§ DATA FOR THIS TASK
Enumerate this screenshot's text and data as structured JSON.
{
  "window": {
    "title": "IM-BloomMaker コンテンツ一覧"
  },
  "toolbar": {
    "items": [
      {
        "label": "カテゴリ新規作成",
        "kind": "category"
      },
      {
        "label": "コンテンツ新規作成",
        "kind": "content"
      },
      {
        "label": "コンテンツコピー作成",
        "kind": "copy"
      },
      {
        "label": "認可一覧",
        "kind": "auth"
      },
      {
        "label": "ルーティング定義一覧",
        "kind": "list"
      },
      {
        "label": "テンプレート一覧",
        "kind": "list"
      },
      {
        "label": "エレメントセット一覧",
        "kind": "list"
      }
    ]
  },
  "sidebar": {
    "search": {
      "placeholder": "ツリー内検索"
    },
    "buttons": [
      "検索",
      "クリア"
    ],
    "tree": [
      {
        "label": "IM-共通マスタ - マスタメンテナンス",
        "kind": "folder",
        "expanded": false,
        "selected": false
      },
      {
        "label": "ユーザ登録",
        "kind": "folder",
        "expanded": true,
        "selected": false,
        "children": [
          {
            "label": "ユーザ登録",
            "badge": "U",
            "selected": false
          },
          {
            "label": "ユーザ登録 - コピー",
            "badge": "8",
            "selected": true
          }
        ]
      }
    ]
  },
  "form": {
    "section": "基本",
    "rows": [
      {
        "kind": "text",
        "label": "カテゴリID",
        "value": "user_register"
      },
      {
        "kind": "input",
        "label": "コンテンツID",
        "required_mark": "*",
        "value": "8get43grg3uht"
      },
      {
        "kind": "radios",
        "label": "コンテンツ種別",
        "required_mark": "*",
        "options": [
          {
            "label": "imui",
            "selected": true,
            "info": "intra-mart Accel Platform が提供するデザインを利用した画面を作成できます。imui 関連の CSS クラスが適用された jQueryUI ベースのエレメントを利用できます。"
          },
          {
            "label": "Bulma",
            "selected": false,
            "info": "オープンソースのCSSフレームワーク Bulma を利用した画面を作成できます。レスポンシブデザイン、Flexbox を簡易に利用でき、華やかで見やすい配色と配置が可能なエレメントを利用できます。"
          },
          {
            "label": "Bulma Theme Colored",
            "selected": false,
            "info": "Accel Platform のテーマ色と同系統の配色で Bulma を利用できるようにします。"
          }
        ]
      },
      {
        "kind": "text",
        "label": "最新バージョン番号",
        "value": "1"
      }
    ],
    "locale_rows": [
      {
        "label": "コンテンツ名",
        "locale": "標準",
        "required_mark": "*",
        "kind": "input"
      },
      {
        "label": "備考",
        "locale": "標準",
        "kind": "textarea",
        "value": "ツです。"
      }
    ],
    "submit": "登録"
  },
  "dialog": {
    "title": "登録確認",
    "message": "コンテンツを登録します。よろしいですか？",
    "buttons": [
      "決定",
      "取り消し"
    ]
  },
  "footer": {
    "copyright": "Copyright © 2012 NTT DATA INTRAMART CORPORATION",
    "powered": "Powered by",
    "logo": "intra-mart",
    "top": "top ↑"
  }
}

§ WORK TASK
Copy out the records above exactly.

§ TASK RESULT
Enumerate this screenshot's text and data as structured JSON.
{
  "window": {
    "title": "IM-BloomMaker コンテンツ一覧"
  },
  "toolbar": {
    "items": [
      {
        "label": "カテゴリ新規作成",
        "kind": "category"
      },
      {
        "label": "コンテンツ新規作成",
        "kind": "content"
      },
      {
        "label": "コンテンツコピー作成",
        "kind": "copy"
      },
      {
        "label": "認可一覧",
        "kind": "auth"
      },
      {
        "label": "ルーティング定義一覧",
        "kind": "list"
      },
      {
        "label": "テンプレート一覧",
        "kind": "list"
      },
      {
        "label": "エレメントセット一覧",
        "kind": "list"
      }
    ]
  },
  "sidebar": {
    "search": {
      "placeholder": "ツリー内検索"
    },
    "buttons": [
      "検索",
      "クリア"
    ],
    "tree": [
      {
        "label": "IM-共通マスタ - マスタメンテナンス",
        "kind": "folder",
        "expanded": false,
        "selected": false
      },
      {
        "label": "ユーザ登録",
        "kind": "folder",
        "expanded": true,
        "selected": false,
        "children": [
          {
            "label": "ユーザ登録",
            "badge": "U",
            "selected": false
          },
          {
            "label": "ユーザ登録 - コピー",
            "badge": "8",
            "selected": true
          }
        ]
      }
    ]
  },
  "form": {
    "section": "基本",
    "rows": [
      {
        "kind": "text",
        "label": "カテゴリID",
        "value": "user_register"
      },
      {
        "kind": "input",
        "label": "コンテンツID",
        "required_mark": "*",
        "value": "8get43grg3uht"
      },
      {
        "kind": "radios",
        "label": "コンテンツ種別",
        "required_mark": "*",
        "options": [
          {
            "label": "imui",
            "selected": true,
            "info": "intra-mart Accel Platform が提供するデザインを利用した画面を作成できます。imui 関連の CSS クラスが適用された jQueryUI ベースのエレメントを利用できます。"
          },
          {
            "label": "Bulma",
            "selected": false,
            "info": "オープンソースのCSSフレームワーク Bulma を利用した画面を作成できます。レスポンシブデザイン、Flexbox を簡易に利用でき、華やかで見やすい配色と配置が可能なエレメントを利用できます。"
          },
          {
            "label": "Bulma Theme Colored",
            "selected": false,
            "info": "Accel Platform のテーマ色と同系統の配色で Bulma を利用できるようにします。"
          }
        ]
      },
      {
        "kind": "text",
        "label": "最新バージョン番号",
        "value": "1"
      }
    ],
    "locale_rows": [
      {
        "label": "コンテンツ名",
        "locale": "標準",
        "required_mark": "*",
        "kind": "input"
      },
      {
        "label": "備考",
        "locale": "標準",
        "kind": "textarea",
        "value": "ツです。"
      }
    ],
    "submit": "登録"
  },
  "dialog": {
    "title": "登録確認",
    "message": "コンテンツを登録します。よろしいですか？",
    "buttons": [
      "決定",
      "取り消し"
    ]
  },
  "footer": {
    "copyright": "Copyright © 2012 NTT DATA INTRAMART CORPORATION",
    "powered": "Powered by",
    "logo": "intra-mart",
    "top": "top ↑"
  }
}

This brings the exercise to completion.